b. System is self-correcting -- Deviations in either direction (if blood glucose is either too high or too low) are corrected back to standard.

c. There are two opposing actions by effectors, not just one.

(1). If [G] gets too high, effectors take G up from blood. (top half of seesaw diagram)

(2). If blood [G] gets too low, effector releases G to blood. (bottom half of seesaw diagram)

d. Negative feedback is not always inhibition. In this case, an increase in glucose uptake is used to help lower high blood sugar levels. The deviation from the set point was fixed by accelerating, not inhibiting, a process. In negative feedback, deviations from the set point can be corrected either by speeding up a process (such as glucose uptake) or slowing down a process (such as glycogen breakdown to glucose).

e. How is this different from positive feedback? In positive feedback, the system responds to increase deviations from the set point -- a small deviation triggers a bigger one, which triggers a bigger one and so on. The deviations get bigger and bigger until → boom! (See lactation, below, for an example.)

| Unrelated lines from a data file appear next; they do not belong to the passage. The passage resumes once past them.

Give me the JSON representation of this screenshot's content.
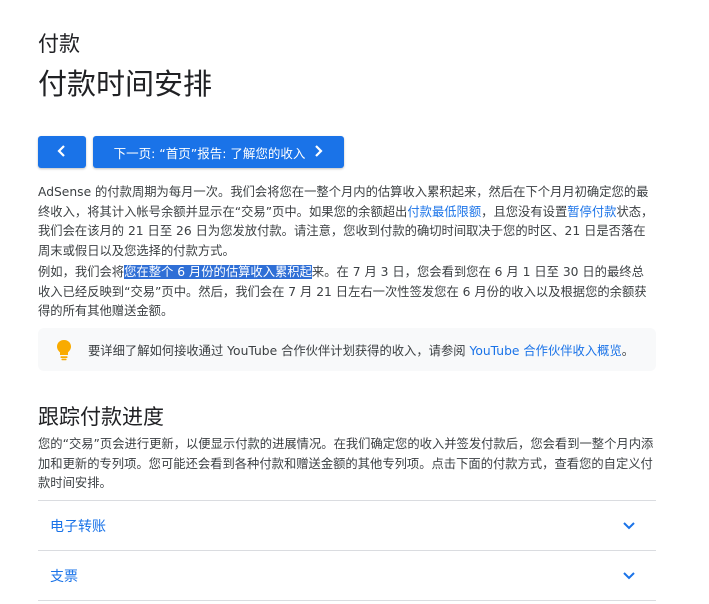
{
  "header": {
    "breadcrumb": "付款",
    "title": "付款时间安排"
  },
  "nav": {
    "back_icon": "chevron-left-icon",
    "next_label": "下一页: “首页”报告: 了解您的收入",
    "next_icon": "chevron-right-icon"
  },
  "para1": {
    "t1": "AdSense 的付款周期为每月一次。我们会将您在一整个月内的估算收入累积起来，然后在下个月月初确定您的最终收入，将其计入帐号余额并显示在“交易”页中。如果您的余额超出",
    "link1": "付款最低限额",
    "t2": "，且您没有设置",
    "link2": "暂停付款",
    "t3": "状态，我们会在该月的 21 日至 26 日为您发放付款。请注意，您收到付款的确切时间取决于您的时区、21 日是否落在周末或假日以及您选择的付款方式。"
  },
  "para2": {
    "t1": "例如，我们会将",
    "highlight": "您在整个 6 月份的估算收入累积起",
    "t2": "来。在 7 月 3 日，您会看到您在 6 月 1 日至 30 日的最终总收入已经反映到“交易”页中。然后，我们会在 7 月 21 日左右一次性签发您在 6 月份的收入以及根据您的余额获得的所有其他赠送金额。"
  },
  "tip": {
    "icon": "lightbulb-icon",
    "text": "要详细了解如何接收通过 YouTube 合作伙伴计划获得的收入，请参阅 ",
    "link": "YouTube 合作伙伴收入概览",
    "end": "。"
  },
  "section": {
    "title": "跟踪付款进度",
    "body": "您的“交易”页会进行更新，以便显示付款的进展情况。在我们确定您的收入并签发付款后，您会看到一整个月内添加和更新的专列项。您可能还会看到各种付款和赠送金额的其他专列项。点击下面的付款方式，查看您的自定义付款时间安排。"
  },
  "accordion": [
    {
      "label": "电子转账"
    },
    {
      "label": "支票"
    }
  ],
  "colors": {
    "accent": "#1a73e8",
    "highlight": "#2f6fd6",
    "tip_bg": "#f8f9fa",
    "bulb": "#f9ab00"
  }
}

f. Terminology: In physiology, negative feedback means the system is self correcting as in b & d above. It doesn't matter whether the corrections are achieved by inhibition (turning off the heater) or acceleration (turning on the air conditioner). In biochemistry, negative feedback usually means inhibition of an earlier step.

7. Value of regulated variable does not remain exactly constant , but stays within narrow limits.

See problem 5-1 & 5-2 a & b.

B. Example #2 -- Regulation of body temperature (in humans) -- the see-saw view (handout 18A)

1. Note many features are same as in glucose case.

2. Features not found in glucose case:

a. Multiple sensors in different places (for core and skin temp.)

b. Nature of Signal -- Signals are neuronal, not hormonal

c. Integrative center (IC)

(1). Role of IC: Compares set-point to actual value, sends appropriate message to effectors.

(2). Type of IC

(a). Sensor/IC function may be combined, as in Glucose example.

(b). Separate IC needed if there are multiple sensors, as in this case. IC co-ordinates incoming information from multiple sensors

(3). In this example, IC = hypothalamus (HT)


Watch the video: Ελπίζουν σε ρύθμιση (November 2022).